Cool. Just remember, having specific pieces of software are certainly a bonus in getting a similar look, however, achieving a look is far more about the artistic choices you make than specific software, especially since the feature set of most major renderers and 3d applications are pretty similar these days.

I mean, take a look at the short “Gopher Broke” by Blur Studio, many people commented on how it has a pixarish look, and yet it was all rendered in Brazil (with maybe a touch of scanline renderer here and there).

So don’t worry about the software you use, worry about the style and visual language the artists have used, and then find a way to take the parts you like and change it into something new, and something that’s your own style.

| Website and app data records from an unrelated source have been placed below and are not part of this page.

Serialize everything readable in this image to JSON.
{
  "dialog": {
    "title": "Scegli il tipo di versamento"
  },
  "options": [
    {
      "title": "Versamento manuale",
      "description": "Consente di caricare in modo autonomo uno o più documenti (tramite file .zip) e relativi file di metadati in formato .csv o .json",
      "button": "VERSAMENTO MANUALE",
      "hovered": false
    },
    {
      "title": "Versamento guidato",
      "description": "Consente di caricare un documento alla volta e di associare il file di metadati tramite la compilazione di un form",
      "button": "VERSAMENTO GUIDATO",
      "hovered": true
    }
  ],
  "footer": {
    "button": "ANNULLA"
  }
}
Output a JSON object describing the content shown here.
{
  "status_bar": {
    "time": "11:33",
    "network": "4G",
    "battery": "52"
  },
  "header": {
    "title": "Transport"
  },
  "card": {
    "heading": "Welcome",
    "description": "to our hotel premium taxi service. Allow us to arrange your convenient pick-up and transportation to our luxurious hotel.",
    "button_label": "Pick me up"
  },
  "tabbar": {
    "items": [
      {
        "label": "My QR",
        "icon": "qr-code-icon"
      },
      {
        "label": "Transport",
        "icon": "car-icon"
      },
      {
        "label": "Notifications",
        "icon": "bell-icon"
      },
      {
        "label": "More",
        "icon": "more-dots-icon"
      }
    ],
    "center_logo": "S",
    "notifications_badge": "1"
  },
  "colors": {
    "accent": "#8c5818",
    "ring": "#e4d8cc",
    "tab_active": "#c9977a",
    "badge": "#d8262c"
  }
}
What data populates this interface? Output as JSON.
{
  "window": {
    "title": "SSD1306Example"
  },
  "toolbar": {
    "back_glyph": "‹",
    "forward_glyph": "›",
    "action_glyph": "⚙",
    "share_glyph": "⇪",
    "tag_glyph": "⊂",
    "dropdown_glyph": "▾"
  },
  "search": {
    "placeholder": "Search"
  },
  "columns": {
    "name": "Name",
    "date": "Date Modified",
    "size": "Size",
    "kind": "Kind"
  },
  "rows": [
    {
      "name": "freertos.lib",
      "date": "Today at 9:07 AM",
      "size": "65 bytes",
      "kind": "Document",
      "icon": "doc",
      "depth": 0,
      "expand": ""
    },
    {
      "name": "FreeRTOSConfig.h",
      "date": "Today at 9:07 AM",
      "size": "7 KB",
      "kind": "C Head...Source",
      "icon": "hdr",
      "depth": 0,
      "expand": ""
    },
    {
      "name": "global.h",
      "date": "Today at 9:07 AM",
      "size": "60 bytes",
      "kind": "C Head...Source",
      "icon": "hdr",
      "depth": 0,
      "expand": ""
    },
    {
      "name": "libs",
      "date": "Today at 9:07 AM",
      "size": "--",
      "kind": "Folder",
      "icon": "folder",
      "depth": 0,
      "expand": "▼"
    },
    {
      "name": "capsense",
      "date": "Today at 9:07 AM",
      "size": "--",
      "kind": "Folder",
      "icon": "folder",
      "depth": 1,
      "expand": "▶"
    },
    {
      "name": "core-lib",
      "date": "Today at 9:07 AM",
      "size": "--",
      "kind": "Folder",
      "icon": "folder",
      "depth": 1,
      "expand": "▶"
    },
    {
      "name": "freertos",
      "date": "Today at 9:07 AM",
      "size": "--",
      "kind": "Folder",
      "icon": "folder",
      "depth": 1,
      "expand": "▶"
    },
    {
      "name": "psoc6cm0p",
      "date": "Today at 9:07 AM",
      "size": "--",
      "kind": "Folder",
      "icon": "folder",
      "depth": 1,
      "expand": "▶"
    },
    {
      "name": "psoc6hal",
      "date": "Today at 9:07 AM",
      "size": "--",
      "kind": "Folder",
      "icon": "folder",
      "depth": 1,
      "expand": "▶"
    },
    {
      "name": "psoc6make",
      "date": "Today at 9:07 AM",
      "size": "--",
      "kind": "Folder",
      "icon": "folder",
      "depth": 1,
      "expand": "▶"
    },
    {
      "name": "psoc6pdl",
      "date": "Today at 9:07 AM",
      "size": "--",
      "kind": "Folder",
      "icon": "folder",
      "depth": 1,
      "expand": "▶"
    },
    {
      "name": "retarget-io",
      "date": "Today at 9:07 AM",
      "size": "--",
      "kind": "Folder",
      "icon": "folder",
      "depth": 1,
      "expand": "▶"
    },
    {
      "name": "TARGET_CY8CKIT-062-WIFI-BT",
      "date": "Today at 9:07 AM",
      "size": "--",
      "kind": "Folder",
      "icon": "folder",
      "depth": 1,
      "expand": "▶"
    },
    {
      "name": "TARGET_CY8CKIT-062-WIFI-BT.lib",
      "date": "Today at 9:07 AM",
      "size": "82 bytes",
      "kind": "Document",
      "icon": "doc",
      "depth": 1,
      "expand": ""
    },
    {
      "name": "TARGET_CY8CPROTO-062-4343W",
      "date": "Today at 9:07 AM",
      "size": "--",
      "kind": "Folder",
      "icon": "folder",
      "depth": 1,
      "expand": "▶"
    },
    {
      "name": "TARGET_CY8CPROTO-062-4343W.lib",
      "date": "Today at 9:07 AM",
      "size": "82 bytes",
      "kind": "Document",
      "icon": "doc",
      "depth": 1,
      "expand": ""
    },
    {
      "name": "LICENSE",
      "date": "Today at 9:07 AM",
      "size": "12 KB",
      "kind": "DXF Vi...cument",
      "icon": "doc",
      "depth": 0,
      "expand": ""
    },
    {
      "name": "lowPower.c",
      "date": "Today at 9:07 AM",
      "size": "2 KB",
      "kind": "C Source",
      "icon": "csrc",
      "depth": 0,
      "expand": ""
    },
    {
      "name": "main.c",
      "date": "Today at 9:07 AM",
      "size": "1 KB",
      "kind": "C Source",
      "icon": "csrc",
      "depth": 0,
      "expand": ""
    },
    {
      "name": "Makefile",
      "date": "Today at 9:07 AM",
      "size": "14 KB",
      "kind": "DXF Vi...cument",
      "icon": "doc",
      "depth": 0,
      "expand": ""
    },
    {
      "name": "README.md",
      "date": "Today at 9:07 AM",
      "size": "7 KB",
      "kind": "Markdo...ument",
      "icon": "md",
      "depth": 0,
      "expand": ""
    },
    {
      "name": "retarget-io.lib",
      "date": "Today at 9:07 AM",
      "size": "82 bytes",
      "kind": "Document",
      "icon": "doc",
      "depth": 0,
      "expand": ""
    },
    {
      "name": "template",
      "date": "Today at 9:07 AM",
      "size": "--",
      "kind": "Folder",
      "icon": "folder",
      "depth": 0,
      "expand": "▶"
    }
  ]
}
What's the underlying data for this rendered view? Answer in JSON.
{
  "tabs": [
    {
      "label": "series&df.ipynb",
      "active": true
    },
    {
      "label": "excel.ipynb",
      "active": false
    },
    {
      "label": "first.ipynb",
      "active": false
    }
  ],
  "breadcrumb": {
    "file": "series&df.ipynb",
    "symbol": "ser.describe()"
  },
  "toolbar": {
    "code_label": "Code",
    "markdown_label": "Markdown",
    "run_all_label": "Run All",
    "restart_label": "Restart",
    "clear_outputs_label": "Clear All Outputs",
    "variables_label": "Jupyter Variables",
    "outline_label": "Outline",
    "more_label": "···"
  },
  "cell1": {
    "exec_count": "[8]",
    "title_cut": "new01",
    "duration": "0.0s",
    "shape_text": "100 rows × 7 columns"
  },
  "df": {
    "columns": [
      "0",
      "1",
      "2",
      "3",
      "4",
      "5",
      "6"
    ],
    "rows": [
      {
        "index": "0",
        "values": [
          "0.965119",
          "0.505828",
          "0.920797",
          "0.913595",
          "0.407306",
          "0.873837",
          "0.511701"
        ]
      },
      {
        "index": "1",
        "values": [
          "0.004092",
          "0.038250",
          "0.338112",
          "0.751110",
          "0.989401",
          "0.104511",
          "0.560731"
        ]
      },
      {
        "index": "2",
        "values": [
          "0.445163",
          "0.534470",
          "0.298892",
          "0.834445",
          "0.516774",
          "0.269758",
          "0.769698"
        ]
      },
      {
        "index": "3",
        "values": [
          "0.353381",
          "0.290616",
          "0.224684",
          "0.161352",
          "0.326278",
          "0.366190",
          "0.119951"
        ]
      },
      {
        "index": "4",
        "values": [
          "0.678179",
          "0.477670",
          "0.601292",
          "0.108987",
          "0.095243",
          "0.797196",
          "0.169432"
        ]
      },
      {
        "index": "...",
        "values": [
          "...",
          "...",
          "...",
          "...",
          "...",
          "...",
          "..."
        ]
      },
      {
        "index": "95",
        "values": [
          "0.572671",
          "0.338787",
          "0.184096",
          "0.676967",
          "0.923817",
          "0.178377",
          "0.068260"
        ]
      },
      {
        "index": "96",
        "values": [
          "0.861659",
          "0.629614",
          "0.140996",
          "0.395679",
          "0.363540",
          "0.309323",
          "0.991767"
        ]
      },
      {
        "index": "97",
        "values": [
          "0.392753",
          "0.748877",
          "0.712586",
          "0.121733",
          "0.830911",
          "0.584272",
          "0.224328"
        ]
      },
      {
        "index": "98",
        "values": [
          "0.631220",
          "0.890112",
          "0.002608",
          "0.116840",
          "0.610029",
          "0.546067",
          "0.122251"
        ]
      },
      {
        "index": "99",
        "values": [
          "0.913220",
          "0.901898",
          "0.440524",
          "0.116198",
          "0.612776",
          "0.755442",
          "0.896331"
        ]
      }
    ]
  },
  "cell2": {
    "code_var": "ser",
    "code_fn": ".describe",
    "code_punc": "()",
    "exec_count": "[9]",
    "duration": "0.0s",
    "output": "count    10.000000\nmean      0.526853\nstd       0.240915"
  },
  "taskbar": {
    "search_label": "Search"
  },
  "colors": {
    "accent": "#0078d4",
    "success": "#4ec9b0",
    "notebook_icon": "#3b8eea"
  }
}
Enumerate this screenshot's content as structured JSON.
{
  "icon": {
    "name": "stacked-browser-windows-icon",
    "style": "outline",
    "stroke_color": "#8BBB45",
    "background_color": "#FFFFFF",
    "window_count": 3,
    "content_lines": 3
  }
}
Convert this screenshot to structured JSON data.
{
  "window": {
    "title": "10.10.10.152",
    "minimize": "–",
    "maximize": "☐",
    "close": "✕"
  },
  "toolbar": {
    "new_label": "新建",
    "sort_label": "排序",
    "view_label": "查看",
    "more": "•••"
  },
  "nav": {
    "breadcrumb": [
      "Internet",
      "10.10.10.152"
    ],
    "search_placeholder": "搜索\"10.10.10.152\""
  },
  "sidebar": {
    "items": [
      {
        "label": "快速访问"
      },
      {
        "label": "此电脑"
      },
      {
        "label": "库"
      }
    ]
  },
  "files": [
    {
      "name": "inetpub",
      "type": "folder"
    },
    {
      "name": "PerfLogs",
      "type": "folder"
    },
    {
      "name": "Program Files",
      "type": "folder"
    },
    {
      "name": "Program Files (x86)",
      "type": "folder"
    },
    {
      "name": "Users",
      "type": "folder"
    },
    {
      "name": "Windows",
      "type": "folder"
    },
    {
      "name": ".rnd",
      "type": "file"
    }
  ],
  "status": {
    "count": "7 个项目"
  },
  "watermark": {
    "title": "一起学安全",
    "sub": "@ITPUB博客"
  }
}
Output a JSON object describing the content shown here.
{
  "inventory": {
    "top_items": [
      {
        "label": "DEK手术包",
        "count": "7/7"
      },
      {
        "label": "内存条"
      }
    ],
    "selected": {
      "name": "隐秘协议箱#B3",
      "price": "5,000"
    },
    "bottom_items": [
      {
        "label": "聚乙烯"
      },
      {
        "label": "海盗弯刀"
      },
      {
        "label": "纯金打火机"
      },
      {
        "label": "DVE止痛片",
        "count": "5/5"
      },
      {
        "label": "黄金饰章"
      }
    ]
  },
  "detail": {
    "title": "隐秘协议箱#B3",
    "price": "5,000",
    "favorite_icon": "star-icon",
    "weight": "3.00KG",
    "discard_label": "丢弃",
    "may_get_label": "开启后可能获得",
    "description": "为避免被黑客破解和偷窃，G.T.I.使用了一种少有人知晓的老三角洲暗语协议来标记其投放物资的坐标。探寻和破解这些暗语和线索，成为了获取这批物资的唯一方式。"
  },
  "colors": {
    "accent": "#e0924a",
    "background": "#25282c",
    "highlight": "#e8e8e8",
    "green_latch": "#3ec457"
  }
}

  • Neil


Hi Neil,

Yes don’t worry - I wasn’t doing the “I use cool software so my images are going to look amazing automatically” thing there :smiley: . It was just a passing reference…

Max 9 and Maya 8 use the same version of Mental Ray anyway.




of course cgi and software are always just tools to enhanced your creativity, keep in mind that the most beautifull part of your final image come from your imagination and talent to recreate that. this is why the best software will be nothing with the good artist to drive it.

the only difference in rendering is the speed and render time. For sure with renderman this effect is faster because pixar devellop renderman for themself first and for their movie, so it’s a big part of the quality but as I told you you could do the same with mental ray with a little bit of practice. You should be a little bit slower in rendertime than with renderman but you could do great thing with. elsewhere you have to wait the next Rfm 2.0 wich will be out in one month.


Do you have any related information on this topic ? This sounds a little doubtful. is it already implemented in PRman 13 ?
what i heard is that indirect ilumination in prman shall be rather slow although i have to admit that im not very familiar with it.


its called point based oclusion and colorbleding. Its in renderman 13 but not it Rat yet but in studio pro and rat 7 it will be more ready i think…


Could you elaborate a little bit on the point based occlusion thing? Is it the same as mental ray’s final gather. Irradiance caching? Brute force?


Im not shure how they do it actually Its a mapgen procedure almost like subsurface scatering in renderman but for oclusion and bleeding. I have not tried the new point oclusion in renderman only what i have heared on the pixar forum… I have to wait for RAT 7.


It’s a new technic to compute color bleeding and occlusion and indirect illumination with the light information of the scene. pixar use a file system to store information of illumination in the scene called point cloud, the point based occlusion use algorythm to create an approximation of this point cloud data to create GI, color bleeding and occlusion.
they used it on “cars” and it’s really fast, approx. 3x faster than raytrace and much more with displacement. this technic is cool because it’s really smooth GI in the result for animation, no noise, no flickering at all. we save hours in rendering now with this technic and I’m sure pixar will imrpove a lot this technic in the next release. it’s only for renderman 13 it will be in Rfm 2 and renderman studio.

point cloud could also do subsurface scattering as meshman told , it’s a really powerfull technic.


This thread has been automatically closed as it remained inactive for 12 months. If you wish to continue the discussion, please create a new thread in the appropriate forum.